Q: What about the effect on the medical bureaucracy?

G: Whilst it was published, the Medical News effect was beneficial—they were on their toes, they were anxiously waiting for the next copy, they learned a lot from it, and quite a few' things happened in the course of the year, which, quite obviously, got their first shove from the Medical News.

Also, which may or may not be a bad thing, a number of medical high ups must have slightly suffered in their health from the effects of the paper—I'm sure that it's shortened one or two lives by a month or two and that could perhaps be quite a good thing, letting younger blood in.

It's very difficult to judge the exact effect of any newspaper. It's a matter of faith, although not of blind faith. The main benefits of publication are negative ones. The sum total of the things that people don't do, don't say and the abuses that don't occur in a country where there is an independent paper constitute the main benefit of a free press.

I could point out two or three dozen things that happened because of the NZMN. but I'm quite sure that there are a hundred undesirable things which Would have occurred if the Medical News hadn't been published. Indeed, one could feel as the year went on how the general atmosphere within the medical profession became freer and less oppressive.

Q: I believe you are writing a book at the moment.

G: Well, it's not quite true to say that I'm writing it at the moment. The first thing I have to write is a report on the main problems of New Zealand medicine. I have learned an awful lot in doing this journal—came into contact with hundreds of people I didn't know' before, had to look into various hospitals and other problems.

I want to write this report for the New Zealand public to show them what stage the health service has reached, what its main defects are what the problems of a community health service are and what the next phase of it should be, to keep it efficient and not too expensive and so on.
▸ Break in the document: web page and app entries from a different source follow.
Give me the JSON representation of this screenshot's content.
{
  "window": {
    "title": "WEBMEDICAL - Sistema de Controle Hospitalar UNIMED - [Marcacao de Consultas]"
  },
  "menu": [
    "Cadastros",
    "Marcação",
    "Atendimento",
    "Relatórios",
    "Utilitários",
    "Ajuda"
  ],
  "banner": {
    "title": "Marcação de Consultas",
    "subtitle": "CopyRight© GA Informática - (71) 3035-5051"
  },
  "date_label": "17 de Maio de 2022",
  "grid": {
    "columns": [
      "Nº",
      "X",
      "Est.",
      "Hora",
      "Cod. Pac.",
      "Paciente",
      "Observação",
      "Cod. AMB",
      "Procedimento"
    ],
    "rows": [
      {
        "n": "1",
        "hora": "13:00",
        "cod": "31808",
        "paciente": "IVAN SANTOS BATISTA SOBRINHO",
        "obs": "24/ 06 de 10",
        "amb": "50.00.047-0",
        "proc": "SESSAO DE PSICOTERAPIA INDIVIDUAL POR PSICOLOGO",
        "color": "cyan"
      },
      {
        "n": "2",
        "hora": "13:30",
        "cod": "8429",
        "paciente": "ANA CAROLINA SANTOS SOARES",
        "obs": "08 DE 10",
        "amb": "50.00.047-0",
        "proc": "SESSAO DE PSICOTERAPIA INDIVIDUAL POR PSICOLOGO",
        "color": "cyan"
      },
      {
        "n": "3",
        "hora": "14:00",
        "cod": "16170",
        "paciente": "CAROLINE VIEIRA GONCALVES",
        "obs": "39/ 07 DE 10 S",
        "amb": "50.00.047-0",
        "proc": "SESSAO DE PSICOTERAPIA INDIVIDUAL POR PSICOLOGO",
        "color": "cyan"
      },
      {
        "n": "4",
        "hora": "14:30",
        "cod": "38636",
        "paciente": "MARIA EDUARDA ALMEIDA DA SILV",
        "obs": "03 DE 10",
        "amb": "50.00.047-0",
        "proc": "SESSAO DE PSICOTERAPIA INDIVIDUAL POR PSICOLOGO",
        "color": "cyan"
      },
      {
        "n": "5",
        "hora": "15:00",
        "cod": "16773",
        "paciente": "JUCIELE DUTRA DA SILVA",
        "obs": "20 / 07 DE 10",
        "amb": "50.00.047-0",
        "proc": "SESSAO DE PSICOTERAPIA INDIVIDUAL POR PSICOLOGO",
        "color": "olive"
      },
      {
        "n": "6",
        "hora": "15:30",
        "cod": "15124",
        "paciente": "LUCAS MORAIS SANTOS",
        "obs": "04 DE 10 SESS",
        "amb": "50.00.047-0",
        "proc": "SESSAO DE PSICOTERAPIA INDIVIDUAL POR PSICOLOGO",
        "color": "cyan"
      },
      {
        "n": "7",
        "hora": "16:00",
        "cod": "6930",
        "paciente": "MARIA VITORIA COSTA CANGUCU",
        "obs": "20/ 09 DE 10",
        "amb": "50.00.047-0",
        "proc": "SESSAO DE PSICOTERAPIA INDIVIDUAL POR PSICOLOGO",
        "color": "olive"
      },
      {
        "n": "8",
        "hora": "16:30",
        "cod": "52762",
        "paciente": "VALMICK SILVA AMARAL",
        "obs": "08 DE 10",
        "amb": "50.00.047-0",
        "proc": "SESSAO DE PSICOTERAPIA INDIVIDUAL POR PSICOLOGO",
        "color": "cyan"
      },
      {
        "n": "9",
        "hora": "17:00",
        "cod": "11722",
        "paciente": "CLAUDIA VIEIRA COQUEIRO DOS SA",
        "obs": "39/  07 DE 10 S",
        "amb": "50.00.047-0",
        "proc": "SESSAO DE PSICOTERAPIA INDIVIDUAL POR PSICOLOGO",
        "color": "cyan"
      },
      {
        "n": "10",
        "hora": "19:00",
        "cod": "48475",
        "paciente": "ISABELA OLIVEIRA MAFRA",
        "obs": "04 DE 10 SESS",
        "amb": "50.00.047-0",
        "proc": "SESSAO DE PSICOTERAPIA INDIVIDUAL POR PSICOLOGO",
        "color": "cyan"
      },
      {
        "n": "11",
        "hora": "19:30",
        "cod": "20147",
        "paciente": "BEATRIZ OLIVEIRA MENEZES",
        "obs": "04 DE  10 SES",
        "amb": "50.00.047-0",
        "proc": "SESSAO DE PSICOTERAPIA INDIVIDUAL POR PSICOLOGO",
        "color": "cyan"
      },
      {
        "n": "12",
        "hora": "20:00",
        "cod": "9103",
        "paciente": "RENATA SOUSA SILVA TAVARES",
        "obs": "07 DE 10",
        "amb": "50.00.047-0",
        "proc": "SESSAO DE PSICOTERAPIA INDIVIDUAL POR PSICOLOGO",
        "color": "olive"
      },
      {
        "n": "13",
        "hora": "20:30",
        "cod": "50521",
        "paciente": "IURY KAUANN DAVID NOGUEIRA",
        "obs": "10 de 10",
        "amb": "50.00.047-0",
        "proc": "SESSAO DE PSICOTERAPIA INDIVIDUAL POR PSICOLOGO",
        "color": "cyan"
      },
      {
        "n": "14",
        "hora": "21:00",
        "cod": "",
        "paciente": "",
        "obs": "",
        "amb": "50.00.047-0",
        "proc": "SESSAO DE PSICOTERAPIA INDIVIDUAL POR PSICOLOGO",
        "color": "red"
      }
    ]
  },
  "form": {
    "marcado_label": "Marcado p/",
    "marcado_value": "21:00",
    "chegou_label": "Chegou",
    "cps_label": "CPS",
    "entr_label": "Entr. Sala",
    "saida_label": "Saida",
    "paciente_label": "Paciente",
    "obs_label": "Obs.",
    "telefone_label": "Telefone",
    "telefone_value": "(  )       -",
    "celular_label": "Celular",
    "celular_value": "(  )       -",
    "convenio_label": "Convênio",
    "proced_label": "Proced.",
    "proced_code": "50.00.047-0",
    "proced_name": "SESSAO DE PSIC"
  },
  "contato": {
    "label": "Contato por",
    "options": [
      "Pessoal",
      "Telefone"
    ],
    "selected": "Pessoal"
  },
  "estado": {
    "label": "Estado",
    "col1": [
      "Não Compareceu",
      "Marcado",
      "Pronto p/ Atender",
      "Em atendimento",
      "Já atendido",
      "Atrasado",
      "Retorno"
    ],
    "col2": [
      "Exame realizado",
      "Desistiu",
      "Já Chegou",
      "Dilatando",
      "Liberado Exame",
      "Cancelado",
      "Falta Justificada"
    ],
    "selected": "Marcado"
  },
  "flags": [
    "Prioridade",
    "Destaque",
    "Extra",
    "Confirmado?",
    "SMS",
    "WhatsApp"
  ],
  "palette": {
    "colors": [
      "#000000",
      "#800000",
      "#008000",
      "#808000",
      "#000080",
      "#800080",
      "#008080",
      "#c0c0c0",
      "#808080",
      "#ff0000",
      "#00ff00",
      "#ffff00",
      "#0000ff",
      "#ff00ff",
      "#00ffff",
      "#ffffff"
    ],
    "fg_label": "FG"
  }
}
This I want to bring out quickly, whilst I still have it all clear in my mind. I want to throw that into the marketplace as soon as possible because important changes in the structure of New Zealand community health services are overdue, and the people are quite ignorant on these matters. After that I want to relax a little, by writing a book about the inner realities of this curious country, and I might call it "New' Zealand—What Everybody Knows."